## What you are asked to do:
Copy each entry verbatim, excluding its images.

## Data for the task:
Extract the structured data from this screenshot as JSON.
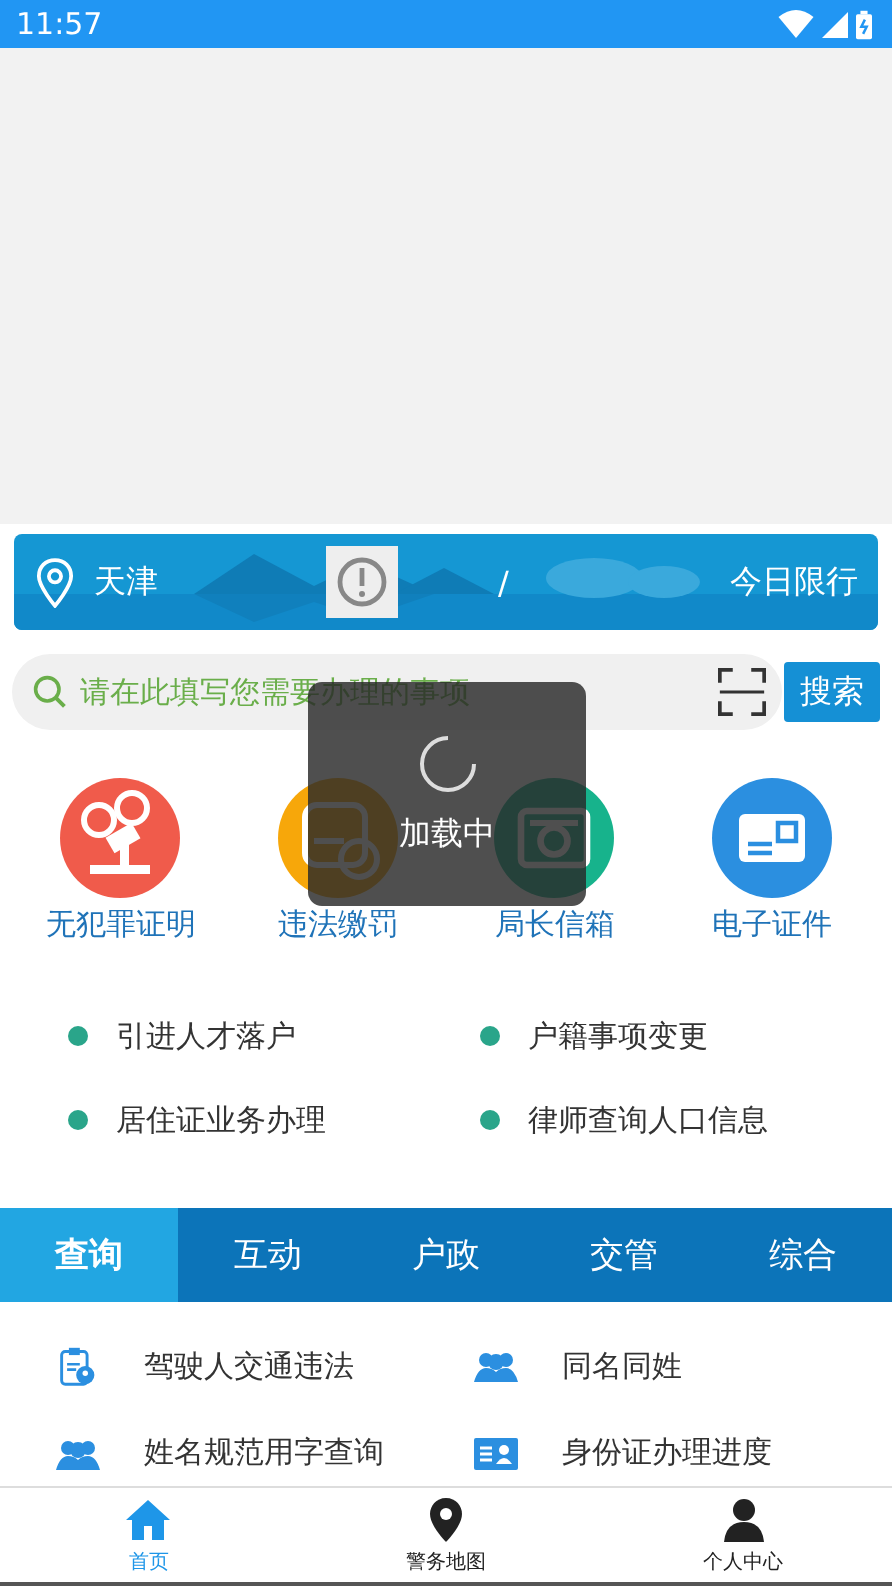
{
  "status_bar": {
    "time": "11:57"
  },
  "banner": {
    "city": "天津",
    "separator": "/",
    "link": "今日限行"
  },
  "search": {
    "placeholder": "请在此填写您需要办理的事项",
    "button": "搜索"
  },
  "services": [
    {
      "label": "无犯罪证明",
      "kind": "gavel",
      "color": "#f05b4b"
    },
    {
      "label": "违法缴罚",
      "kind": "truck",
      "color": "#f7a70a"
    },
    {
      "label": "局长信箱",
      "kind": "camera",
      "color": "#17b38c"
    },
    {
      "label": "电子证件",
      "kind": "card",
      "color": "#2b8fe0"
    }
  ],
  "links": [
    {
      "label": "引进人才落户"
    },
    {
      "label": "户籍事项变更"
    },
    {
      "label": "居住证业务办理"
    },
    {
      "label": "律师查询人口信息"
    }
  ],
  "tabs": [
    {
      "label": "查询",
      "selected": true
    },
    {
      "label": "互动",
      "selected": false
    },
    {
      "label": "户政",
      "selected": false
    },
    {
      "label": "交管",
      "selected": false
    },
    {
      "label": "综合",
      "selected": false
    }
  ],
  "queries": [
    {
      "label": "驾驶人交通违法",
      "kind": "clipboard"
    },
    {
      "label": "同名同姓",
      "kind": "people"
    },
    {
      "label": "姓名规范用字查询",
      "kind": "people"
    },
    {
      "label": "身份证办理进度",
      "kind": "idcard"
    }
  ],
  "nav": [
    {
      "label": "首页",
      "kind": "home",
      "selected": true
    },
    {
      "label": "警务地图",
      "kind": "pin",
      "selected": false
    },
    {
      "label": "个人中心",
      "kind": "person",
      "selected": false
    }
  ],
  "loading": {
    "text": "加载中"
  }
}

## Output of the task:
Extract the structured data from this screenshot as JSON.
{
  "status_bar": {
    "time": "11:57"
  },
  "banner": {
    "city": "天津",
    "separator": "/",
    "link": "今日限行"
  },
  "search": {
    "placeholder": "请在此填写您需要办理的事项",
    "button": "搜索"
  },
  "services": [
    {
      "label": "无犯罪证明",
      "kind": "gavel",
      "color": "#f05b4b"
    },
    {
      "label": "违法缴罚",
      "kind": "truck",
      "color": "#f7a70a"
    },
    {
      "label": "局长信箱",
      "kind": "camera",
      "color": "#17b38c"
    },
    {
      "label": "电子证件",
      "kind": "card",
      "color": "#2b8fe0"
    }
  ],
  "links": [
    {
      "label": "引进人才落户"
    },
    {
      "label": "户籍事项变更"
    },
    {
      "label": "居住证业务办理"
    },
    {
      "label": "律师查询人口信息"
    }
  ],
  "tabs": [
    {
      "label": "查询",
      "selected": true
    },
    {
      "label": "互动",
      "selected": false
    },
    {
      "label": "户政",
      "selected": false
    },
    {
      "label": "交管",
      "selected": false
    },
    {
      "label": "综合",
      "selected": false
    }
  ],
  "queries": [
    {
      "label": "驾驶人交通违法",
      "kind": "clipboard"
    },
    {
      "label": "同名同姓",
      "kind": "people"
    },
    {
      "label": "姓名规范用字查询",
      "kind": "people"
    },
    {
      "label": "身份证办理进度",
      "kind": "idcard"
    }
  ],
  "nav": [
    {
      "label": "首页",
      "kind": "home",
      "selected": true
    },
    {
      "label": "警务地图",
      "kind": "pin",
      "selected": false
    },
    {
      "label": "个人中心",
      "kind": "person",
      "selected": false
    }
  ],
  "loading": {
    "text": "加载中"
  }
}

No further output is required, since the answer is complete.